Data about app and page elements
BEGIN

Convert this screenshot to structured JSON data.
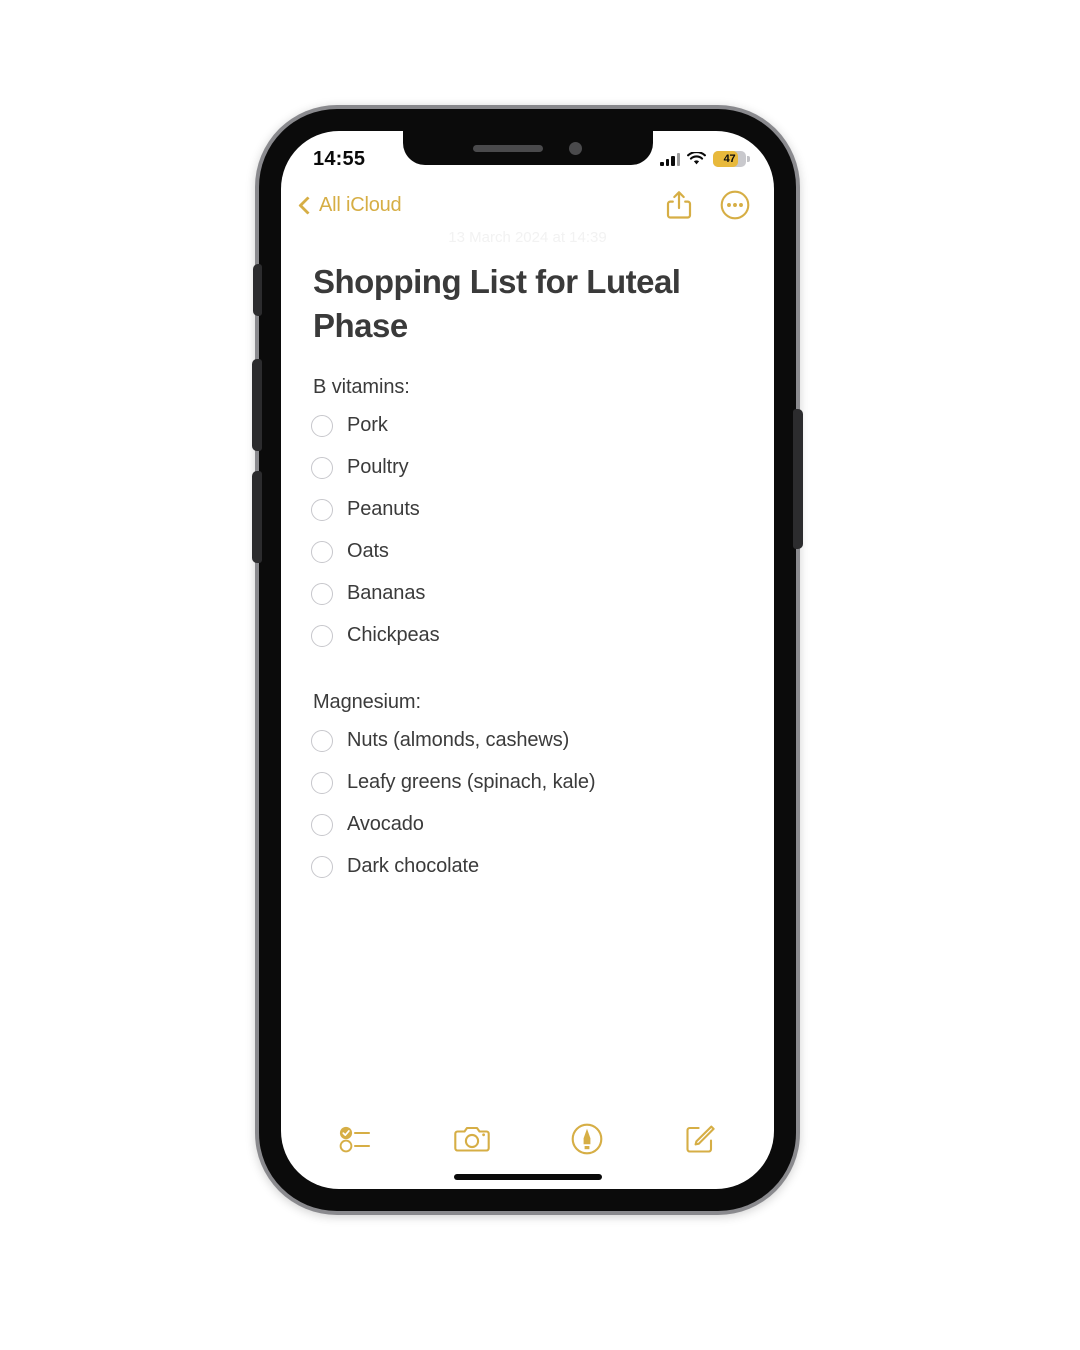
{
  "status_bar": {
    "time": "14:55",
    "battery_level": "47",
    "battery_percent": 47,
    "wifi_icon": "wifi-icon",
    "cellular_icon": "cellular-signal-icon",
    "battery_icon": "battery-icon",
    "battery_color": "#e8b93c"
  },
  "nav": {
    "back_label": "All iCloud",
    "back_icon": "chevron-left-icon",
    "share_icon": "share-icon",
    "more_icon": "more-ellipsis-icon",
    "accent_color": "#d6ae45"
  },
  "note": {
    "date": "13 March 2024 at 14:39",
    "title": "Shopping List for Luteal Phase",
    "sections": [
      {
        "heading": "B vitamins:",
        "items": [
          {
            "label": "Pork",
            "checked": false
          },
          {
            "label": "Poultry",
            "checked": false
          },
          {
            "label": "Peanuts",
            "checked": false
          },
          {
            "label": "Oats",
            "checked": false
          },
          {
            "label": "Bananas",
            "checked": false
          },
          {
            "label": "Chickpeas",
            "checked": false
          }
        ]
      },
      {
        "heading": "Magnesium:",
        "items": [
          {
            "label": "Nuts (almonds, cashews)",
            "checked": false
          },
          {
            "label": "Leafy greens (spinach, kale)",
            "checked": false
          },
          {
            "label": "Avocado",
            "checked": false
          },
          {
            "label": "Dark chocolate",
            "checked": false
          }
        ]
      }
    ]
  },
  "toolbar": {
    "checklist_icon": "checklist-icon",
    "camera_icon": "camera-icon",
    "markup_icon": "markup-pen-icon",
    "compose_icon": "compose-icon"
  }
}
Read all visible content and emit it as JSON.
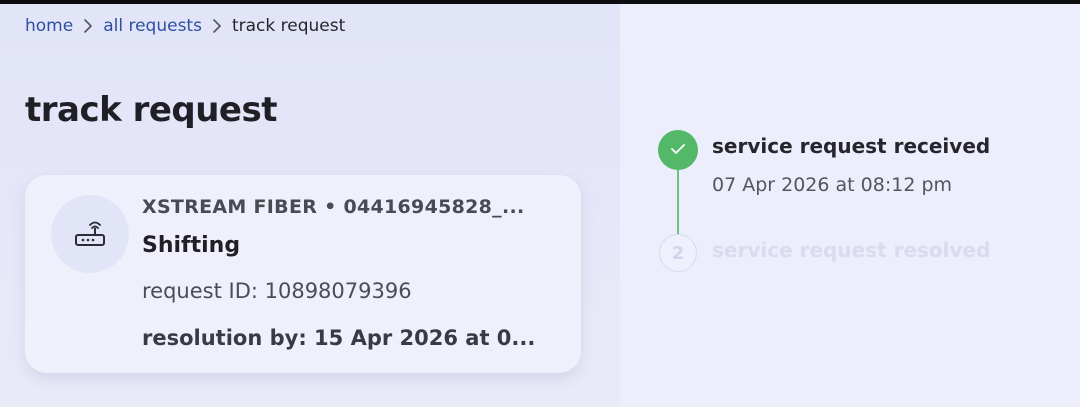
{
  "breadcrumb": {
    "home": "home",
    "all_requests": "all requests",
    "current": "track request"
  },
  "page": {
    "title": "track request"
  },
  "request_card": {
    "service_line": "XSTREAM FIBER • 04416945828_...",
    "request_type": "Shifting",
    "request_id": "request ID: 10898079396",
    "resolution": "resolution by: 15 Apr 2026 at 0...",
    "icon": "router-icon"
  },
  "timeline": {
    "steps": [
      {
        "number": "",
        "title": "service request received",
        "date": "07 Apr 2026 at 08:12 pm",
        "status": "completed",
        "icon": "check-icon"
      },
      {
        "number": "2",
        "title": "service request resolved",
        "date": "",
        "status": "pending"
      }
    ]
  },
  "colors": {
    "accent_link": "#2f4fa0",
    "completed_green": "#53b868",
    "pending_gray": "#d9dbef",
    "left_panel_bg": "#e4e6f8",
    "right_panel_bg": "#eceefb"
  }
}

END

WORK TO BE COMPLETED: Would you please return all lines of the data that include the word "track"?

ANSWER SPACE:
    "current": "track request"
    "title": "track request"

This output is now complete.